→ Given data:
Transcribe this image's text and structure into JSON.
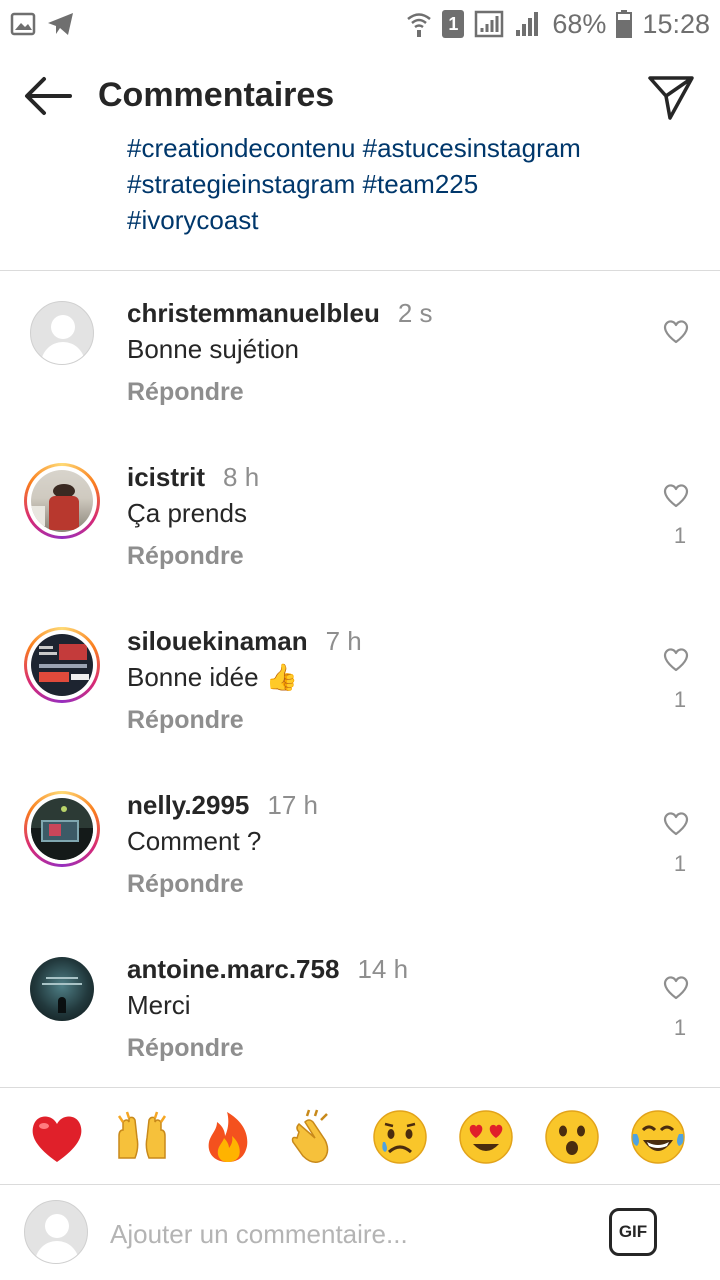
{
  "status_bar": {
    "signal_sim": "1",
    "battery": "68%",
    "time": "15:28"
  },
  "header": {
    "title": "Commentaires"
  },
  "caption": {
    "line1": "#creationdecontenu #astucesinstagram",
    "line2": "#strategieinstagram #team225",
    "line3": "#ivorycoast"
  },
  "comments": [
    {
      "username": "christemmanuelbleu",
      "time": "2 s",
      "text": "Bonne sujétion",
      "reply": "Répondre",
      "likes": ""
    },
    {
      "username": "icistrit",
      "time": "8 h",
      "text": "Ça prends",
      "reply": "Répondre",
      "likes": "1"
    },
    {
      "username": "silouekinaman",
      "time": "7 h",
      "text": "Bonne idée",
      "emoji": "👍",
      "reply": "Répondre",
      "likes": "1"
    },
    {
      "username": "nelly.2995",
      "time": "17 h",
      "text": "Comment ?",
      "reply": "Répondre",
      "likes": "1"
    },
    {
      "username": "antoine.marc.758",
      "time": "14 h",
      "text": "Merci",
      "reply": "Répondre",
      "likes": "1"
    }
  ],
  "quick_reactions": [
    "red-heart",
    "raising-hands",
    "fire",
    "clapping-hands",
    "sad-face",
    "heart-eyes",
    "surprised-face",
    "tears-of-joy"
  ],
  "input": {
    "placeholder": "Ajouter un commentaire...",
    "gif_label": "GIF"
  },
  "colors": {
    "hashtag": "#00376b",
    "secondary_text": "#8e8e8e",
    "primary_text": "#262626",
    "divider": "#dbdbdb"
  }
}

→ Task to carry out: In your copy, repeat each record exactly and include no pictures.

→ Task solution:
Transcribe this image's text and structure into JSON.
{
  "status_bar": {
    "signal_sim": "1",
    "battery": "68%",
    "time": "15:28"
  },
  "header": {
    "title": "Commentaires"
  },
  "caption": {
    "line1": "#creationdecontenu #astucesinstagram",
    "line2": "#strategieinstagram #team225",
    "line3": "#ivorycoast"
  },
  "comments": [
    {
      "username": "christemmanuelbleu",
      "time": "2 s",
      "text": "Bonne sujétion",
      "reply": "Répondre",
      "likes": ""
    },
    {
      "username": "icistrit",
      "time": "8 h",
      "text": "Ça prends",
      "reply": "Répondre",
      "likes": "1"
    },
    {
      "username": "silouekinaman",
      "time": "7 h",
      "text": "Bonne idée",
      "emoji": "👍",
      "reply": "Répondre",
      "likes": "1"
    },
    {
      "username": "nelly.2995",
      "time": "17 h",
      "text": "Comment ?",
      "reply": "Répondre",
      "likes": "1"
    },
    {
      "username": "antoine.marc.758",
      "time": "14 h",
      "text": "Merci",
      "reply": "Répondre",
      "likes": "1"
    }
  ],
  "quick_reactions": [
    "red-heart",
    "raising-hands",
    "fire",
    "clapping-hands",
    "sad-face",
    "heart-eyes",
    "surprised-face",
    "tears-of-joy"
  ],
  "input": {
    "placeholder": "Ajouter un commentaire...",
    "gif_label": "GIF"
  },
  "colors": {
    "hashtag": "#00376b",
    "secondary_text": "#8e8e8e",
    "primary_text": "#262626",
    "divider": "#dbdbdb"
  }
}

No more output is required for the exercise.